EXERCISE DIRECTIONS:
Output, exactly and in full, only the lines from the one containing "Extract the structured" to the last line of the data. Pictures should not appear.
** EXERCISE DATA follows **
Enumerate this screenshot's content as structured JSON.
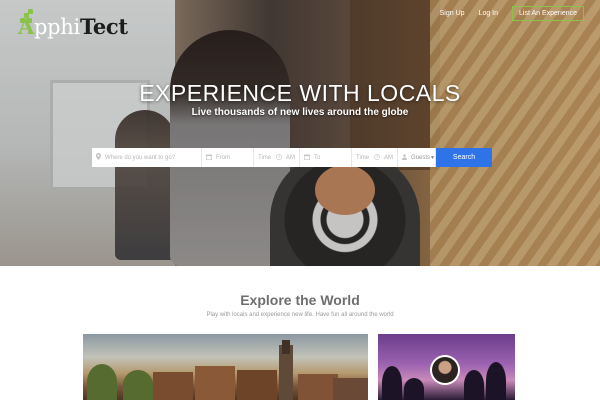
{
  "header": {
    "logo": {
      "part_a": "A",
      "part_b": "pphi",
      "part_c": "Tect"
    },
    "nav": [
      {
        "label": "Sign Up"
      },
      {
        "label": "Log In"
      }
    ],
    "cta_label": "List An Experience"
  },
  "hero": {
    "title": "EXPERIENCE WITH LOCALS",
    "subtitle": "Live thousands of new lives around the globe"
  },
  "search": {
    "where_placeholder": "Where do you want to go?",
    "from_label": "From",
    "from_time": "Time",
    "from_ampm": "AM",
    "to_label": "To",
    "to_time": "Time",
    "to_ampm": "AM",
    "guests_label": "Guests",
    "button_label": "Search",
    "icons": [
      "location-pin-icon",
      "calendar-icon",
      "clock-icon",
      "person-icon"
    ]
  },
  "explore": {
    "title": "Explore the World",
    "subtitle": "Play with locals and experience new life. Have fun all around the world"
  },
  "colors": {
    "brand_green": "#8bc34a",
    "search_blue": "#2f73e8"
  }
}
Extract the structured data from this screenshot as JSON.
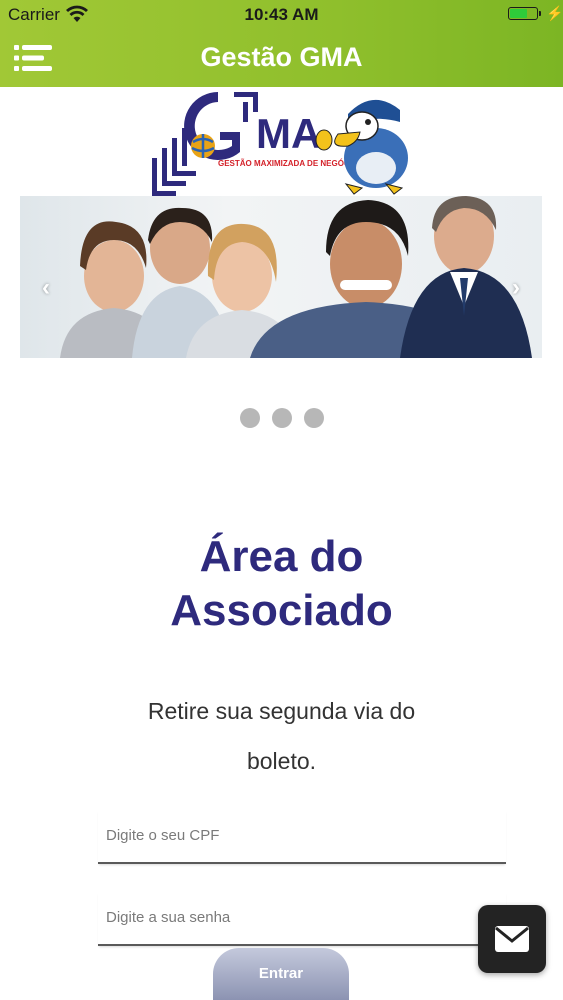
{
  "status_bar": {
    "carrier": "Carrier",
    "time": "10:43 AM",
    "battery_color": "#2ecc3a"
  },
  "nav": {
    "title": "Gestão GMA",
    "menu_icon": "menu-icon",
    "bar_color": "#8fbf2c"
  },
  "logo": {
    "letters": "GMA",
    "tagline": "GESTÃO MAXIMIZADA DE NEGÓCIOS",
    "mascot_icon": "eagle-mascot-icon"
  },
  "carousel": {
    "prev_glyph": "‹",
    "next_glyph": "›",
    "dots_count": 3
  },
  "main": {
    "heading_line1": "Área do",
    "heading_line2": "Associado",
    "subtitle_line1": "Retire sua segunda via do",
    "subtitle_line2": "boleto.",
    "cpf_placeholder": "Digite o seu CPF",
    "senha_placeholder": "Digite a sua senha",
    "submit_label": "Entrar",
    "heading_color": "#2e2a7d"
  },
  "fab": {
    "icon": "mail-icon"
  }
}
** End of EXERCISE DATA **
EXERCISE SOLUTION:
Extract the structured data from this screenshot as JSON.
{
  "status_bar": {
    "carrier": "Carrier",
    "time": "10:43 AM",
    "battery_color": "#2ecc3a"
  },
  "nav": {
    "title": "Gestão GMA",
    "menu_icon": "menu-icon",
    "bar_color": "#8fbf2c"
  },
  "logo": {
    "letters": "GMA",
    "tagline": "GESTÃO MAXIMIZADA DE NEGÓCIOS",
    "mascot_icon": "eagle-mascot-icon"
  },
  "carousel": {
    "prev_glyph": "‹",
    "next_glyph": "›",
    "dots_count": 3
  },
  "main": {
    "heading_line1": "Área do",
    "heading_line2": "Associado",
    "subtitle_line1": "Retire sua segunda via do",
    "subtitle_line2": "boleto.",
    "cpf_placeholder": "Digite o seu CPF",
    "senha_placeholder": "Digite a sua senha",
    "submit_label": "Entrar",
    "heading_color": "#2e2a7d"
  },
  "fab": {
    "icon": "mail-icon"
  }
}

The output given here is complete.